◆ **Dataset content**
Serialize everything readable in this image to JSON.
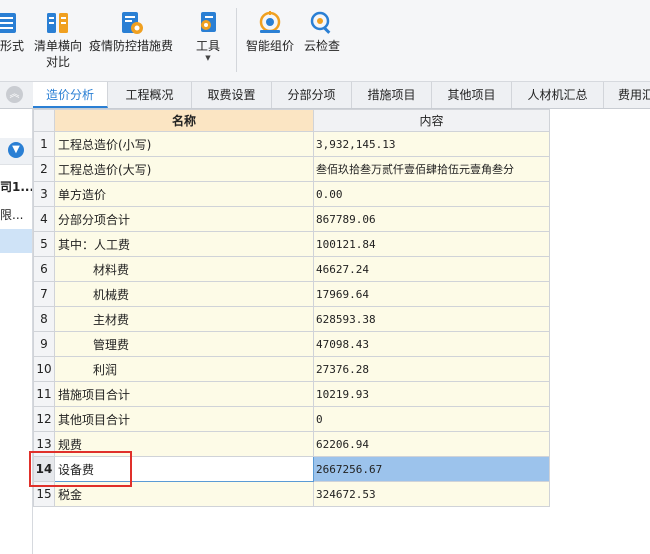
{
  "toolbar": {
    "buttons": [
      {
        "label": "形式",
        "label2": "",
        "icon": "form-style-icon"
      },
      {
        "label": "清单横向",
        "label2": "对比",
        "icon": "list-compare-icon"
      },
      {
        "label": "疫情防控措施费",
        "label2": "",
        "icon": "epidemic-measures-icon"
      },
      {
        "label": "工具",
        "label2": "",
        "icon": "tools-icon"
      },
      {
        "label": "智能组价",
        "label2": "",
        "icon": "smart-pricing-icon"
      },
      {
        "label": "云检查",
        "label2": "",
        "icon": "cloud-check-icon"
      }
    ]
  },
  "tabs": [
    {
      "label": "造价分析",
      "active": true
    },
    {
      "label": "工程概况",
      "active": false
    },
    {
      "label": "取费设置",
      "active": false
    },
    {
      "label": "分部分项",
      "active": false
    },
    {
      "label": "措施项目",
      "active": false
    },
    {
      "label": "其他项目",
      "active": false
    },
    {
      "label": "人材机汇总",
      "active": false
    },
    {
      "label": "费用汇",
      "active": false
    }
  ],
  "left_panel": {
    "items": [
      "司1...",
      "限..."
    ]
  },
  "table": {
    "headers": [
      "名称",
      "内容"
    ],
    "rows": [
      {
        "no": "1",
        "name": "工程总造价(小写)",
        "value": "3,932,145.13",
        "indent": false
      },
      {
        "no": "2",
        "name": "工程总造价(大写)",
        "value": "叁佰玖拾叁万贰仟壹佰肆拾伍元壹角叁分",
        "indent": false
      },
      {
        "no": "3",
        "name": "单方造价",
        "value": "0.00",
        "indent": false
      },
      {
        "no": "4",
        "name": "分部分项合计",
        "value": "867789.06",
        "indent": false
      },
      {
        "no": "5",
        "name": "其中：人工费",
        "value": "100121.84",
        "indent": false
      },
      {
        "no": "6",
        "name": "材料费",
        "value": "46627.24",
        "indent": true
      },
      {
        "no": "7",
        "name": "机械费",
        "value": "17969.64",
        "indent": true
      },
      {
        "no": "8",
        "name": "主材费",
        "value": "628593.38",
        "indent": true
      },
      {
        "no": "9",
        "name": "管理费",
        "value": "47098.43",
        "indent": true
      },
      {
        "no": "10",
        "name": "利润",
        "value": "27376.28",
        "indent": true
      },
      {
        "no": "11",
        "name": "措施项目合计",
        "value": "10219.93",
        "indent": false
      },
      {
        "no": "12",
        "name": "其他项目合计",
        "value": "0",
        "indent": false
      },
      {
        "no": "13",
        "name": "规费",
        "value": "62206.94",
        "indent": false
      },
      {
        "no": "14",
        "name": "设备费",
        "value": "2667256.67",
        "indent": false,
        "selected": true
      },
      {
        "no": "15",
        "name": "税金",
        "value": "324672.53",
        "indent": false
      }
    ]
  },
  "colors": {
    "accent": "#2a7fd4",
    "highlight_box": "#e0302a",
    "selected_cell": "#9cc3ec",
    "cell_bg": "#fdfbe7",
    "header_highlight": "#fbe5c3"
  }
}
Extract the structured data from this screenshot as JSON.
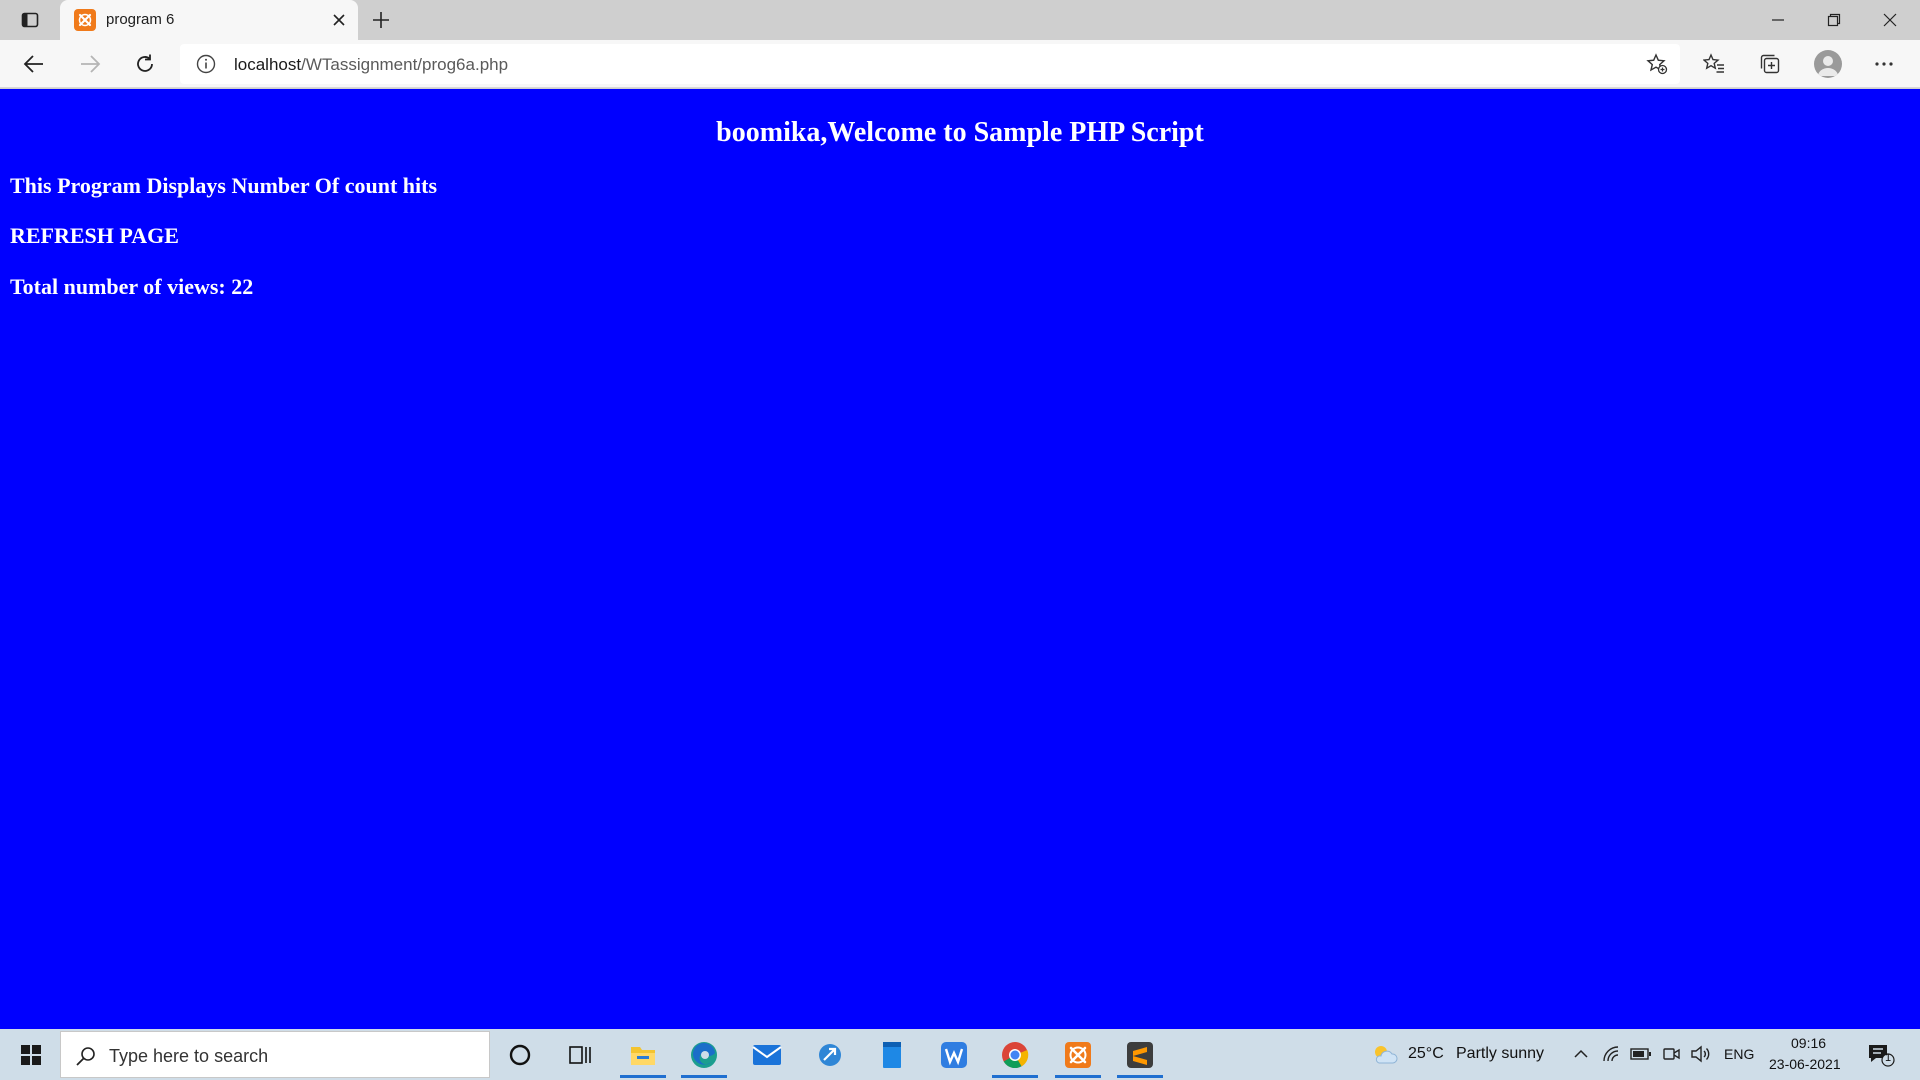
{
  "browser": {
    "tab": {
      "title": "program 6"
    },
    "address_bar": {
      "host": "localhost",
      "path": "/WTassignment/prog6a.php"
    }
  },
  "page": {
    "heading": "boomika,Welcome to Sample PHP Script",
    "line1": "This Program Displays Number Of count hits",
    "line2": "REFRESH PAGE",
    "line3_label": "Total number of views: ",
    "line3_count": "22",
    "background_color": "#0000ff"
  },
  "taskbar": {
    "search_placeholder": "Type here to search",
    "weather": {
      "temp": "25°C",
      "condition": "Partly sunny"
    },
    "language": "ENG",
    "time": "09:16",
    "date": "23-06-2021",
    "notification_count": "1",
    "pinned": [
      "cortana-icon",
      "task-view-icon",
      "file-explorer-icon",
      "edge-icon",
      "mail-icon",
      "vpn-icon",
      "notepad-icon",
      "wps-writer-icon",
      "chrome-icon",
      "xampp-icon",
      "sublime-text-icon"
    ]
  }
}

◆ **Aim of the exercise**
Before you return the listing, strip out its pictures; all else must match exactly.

◆ **Solved problem**
Serialize everything readable in this image to JSON.
{
  "toolbar": {
    "buttons": [
      {
        "label": "形式",
        "label2": "",
        "icon": "form-style-icon"
      },
      {
        "label": "清单横向",
        "label2": "对比",
        "icon": "list-compare-icon"
      },
      {
        "label": "疫情防控措施费",
        "label2": "",
        "icon": "epidemic-measures-icon"
      },
      {
        "label": "工具",
        "label2": "",
        "icon": "tools-icon"
      },
      {
        "label": "智能组价",
        "label2": "",
        "icon": "smart-pricing-icon"
      },
      {
        "label": "云检查",
        "label2": "",
        "icon": "cloud-check-icon"
      }
    ]
  },
  "tabs": [
    {
      "label": "造价分析",
      "active": true
    },
    {
      "label": "工程概况",
      "active": false
    },
    {
      "label": "取费设置",
      "active": false
    },
    {
      "label": "分部分项",
      "active": false
    },
    {
      "label": "措施项目",
      "active": false
    },
    {
      "label": "其他项目",
      "active": false
    },
    {
      "label": "人材机汇总",
      "active": false
    },
    {
      "label": "费用汇",
      "active": false
    }
  ],
  "left_panel": {
    "items": [
      "司1...",
      "限..."
    ]
  },
  "table": {
    "headers": [
      "名称",
      "内容"
    ],
    "rows": [
      {
        "no": "1",
        "name": "工程总造价(小写)",
        "value": "3,932,145.13",
        "indent": false
      },
      {
        "no": "2",
        "name": "工程总造价(大写)",
        "value": "叁佰玖拾叁万贰仟壹佰肆拾伍元壹角叁分",
        "indent": false
      },
      {
        "no": "3",
        "name": "单方造价",
        "value": "0.00",
        "indent": false
      },
      {
        "no": "4",
        "name": "分部分项合计",
        "value": "867789.06",
        "indent": false
      },
      {
        "no": "5",
        "name": "其中：人工费",
        "value": "100121.84",
        "indent": false
      },
      {
        "no": "6",
        "name": "材料费",
        "value": "46627.24",
        "indent": true
      },
      {
        "no": "7",
        "name": "机械费",
        "value": "17969.64",
        "indent": true
      },
      {
        "no": "8",
        "name": "主材费",
        "value": "628593.38",
        "indent": true
      },
      {
        "no": "9",
        "name": "管理费",
        "value": "47098.43",
        "indent": true
      },
      {
        "no": "10",
        "name": "利润",
        "value": "27376.28",
        "indent": true
      },
      {
        "no": "11",
        "name": "措施项目合计",
        "value": "10219.93",
        "indent": false
      },
      {
        "no": "12",
        "name": "其他项目合计",
        "value": "0",
        "indent": false
      },
      {
        "no": "13",
        "name": "规费",
        "value": "62206.94",
        "indent": false
      },
      {
        "no": "14",
        "name": "设备费",
        "value": "2667256.67",
        "indent": false,
        "selected": true
      },
      {
        "no": "15",
        "name": "税金",
        "value": "324672.53",
        "indent": false
      }
    ]
  },
  "colors": {
    "accent": "#2a7fd4",
    "highlight_box": "#e0302a",
    "selected_cell": "#9cc3ec",
    "cell_bg": "#fdfbe7",
    "header_highlight": "#fbe5c3"
  }
}
Extract the structured data from this screenshot as JSON.
{
  "browser": {
    "tab": {
      "title": "program 6"
    },
    "address_bar": {
      "host": "localhost",
      "path": "/WTassignment/prog6a.php"
    }
  },
  "page": {
    "heading": "boomika,Welcome to Sample PHP Script",
    "line1": "This Program Displays Number Of count hits",
    "line2": "REFRESH PAGE",
    "line3_label": "Total number of views: ",
    "line3_count": "22",
    "background_color": "#0000ff"
  },
  "taskbar": {
    "search_placeholder": "Type here to search",
    "weather": {
      "temp": "25°C",
      "condition": "Partly sunny"
    },
    "language": "ENG",
    "time": "09:16",
    "date": "23-06-2021",
    "notification_count": "1",
    "pinned": [
      "cortana-icon",
      "task-view-icon",
      "file-explorer-icon",
      "edge-icon",
      "mail-icon",
      "vpn-icon",
      "notepad-icon",
      "wps-writer-icon",
      "chrome-icon",
      "xampp-icon",
      "sublime-text-icon"
    ]
  }
}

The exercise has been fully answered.